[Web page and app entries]
+++

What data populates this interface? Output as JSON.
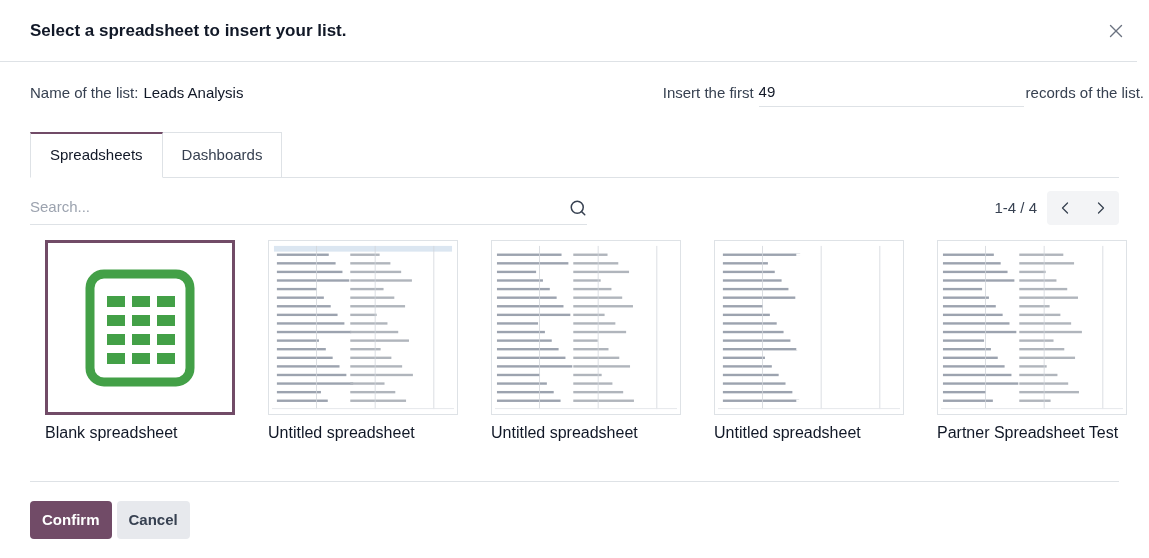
{
  "dialog": {
    "title": "Select a spreadsheet to insert your list."
  },
  "list_name": {
    "label": "Name of the list:",
    "value": "Leads Analysis"
  },
  "insert": {
    "label": "Insert the first",
    "value": "49",
    "suffix": "records of the list."
  },
  "tabs": [
    {
      "label": "Spreadsheets",
      "selected": true
    },
    {
      "label": "Dashboards",
      "selected": false
    }
  ],
  "search": {
    "placeholder": "Search..."
  },
  "pager": {
    "range": "1-4 / 4"
  },
  "items": [
    {
      "kind": "blank",
      "name": "Blank spreadsheet",
      "selected": true
    },
    {
      "kind": "sheet",
      "name": "Untitled spreadsheet",
      "selected": false
    },
    {
      "kind": "sheet",
      "name": "Untitled spreadsheet",
      "selected": false
    },
    {
      "kind": "sheet",
      "name": "Untitled spreadsheet",
      "selected": false
    },
    {
      "kind": "sheet",
      "name": "Partner Spreadsheet Test",
      "selected": false
    }
  ],
  "buttons": [
    {
      "label": "Confirm",
      "kind": "primary"
    },
    {
      "label": "Cancel",
      "kind": "secondary"
    }
  ]
}
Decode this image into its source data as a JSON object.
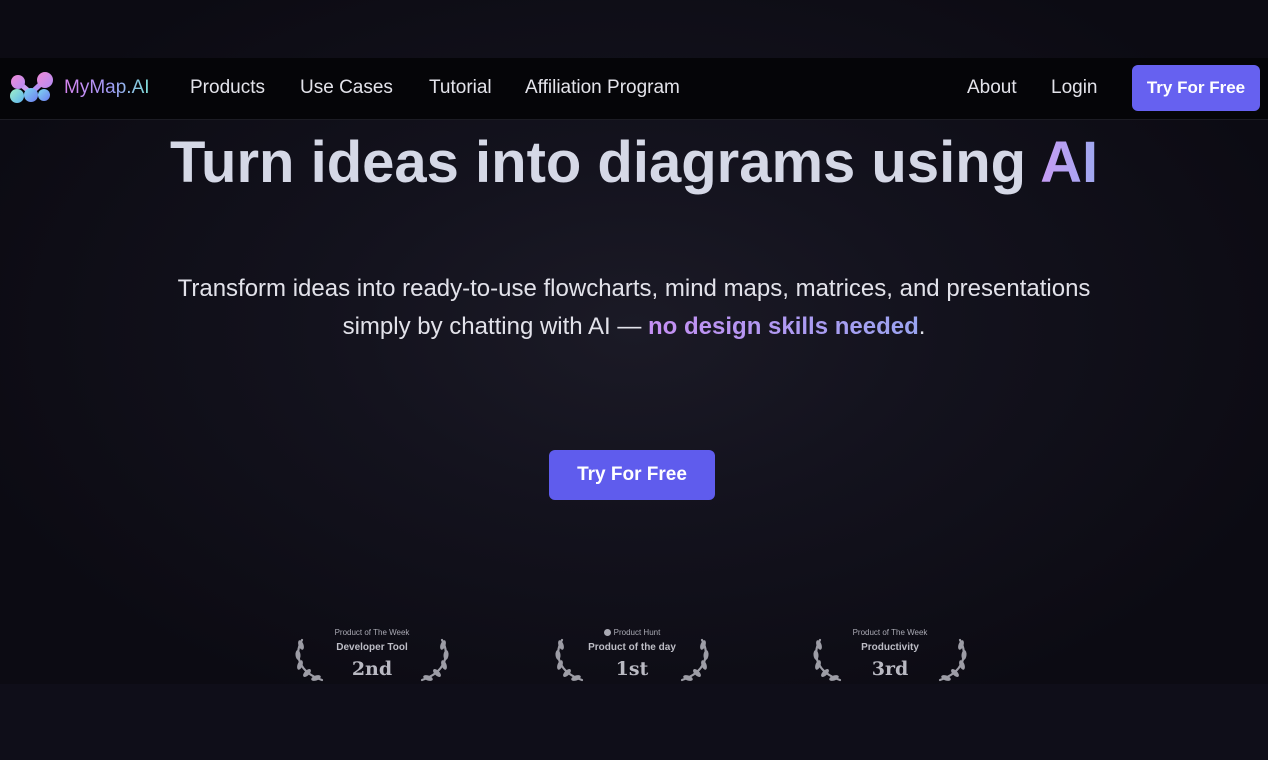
{
  "nav": {
    "brand": "MyMap.AI",
    "links": [
      "Products",
      "Use Cases",
      "Tutorial",
      "Affiliation Program"
    ],
    "about": "About",
    "login": "Login",
    "cta": "Try For Free"
  },
  "hero": {
    "title_main": "Turn ideas into diagrams using",
    "title_accent": "AI",
    "subtitle_line1": "Transform ideas into ready-to-use flowcharts, mind maps, matrices, and presentations",
    "subtitle_line2_start": "simply by chatting with AI — ",
    "subtitle_highlight": "no design skills needed",
    "subtitle_end": ".",
    "cta": "Try For Free"
  },
  "awards": [
    {
      "line1": "Product of The Week",
      "line2": "Developer Tool",
      "rank": "2nd"
    },
    {
      "line1": "Product Hunt",
      "line2": "Product of the day",
      "rank": "1st"
    },
    {
      "line1": "Product of The Week",
      "line2": "Productivity",
      "rank": "3rd"
    }
  ],
  "colors": {
    "background": "#0d0c16",
    "navbar": "#050508",
    "accent": "#6661f0",
    "brand_gradient_start": "#d985f2",
    "brand_gradient_end": "#7fe0d8"
  },
  "icons": {
    "logo": "mymap-logo-icon",
    "award_laurel": "laurel-wreath-icon",
    "product_hunt": "product-hunt-icon"
  }
}
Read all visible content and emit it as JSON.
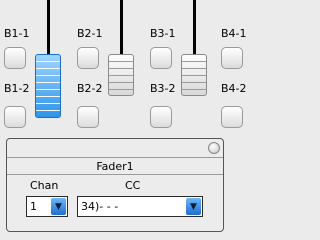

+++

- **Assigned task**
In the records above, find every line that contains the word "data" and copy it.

- **Written solution**
What data populates this interface? Output as JSON.
Decode this image into its source data as a JSON object.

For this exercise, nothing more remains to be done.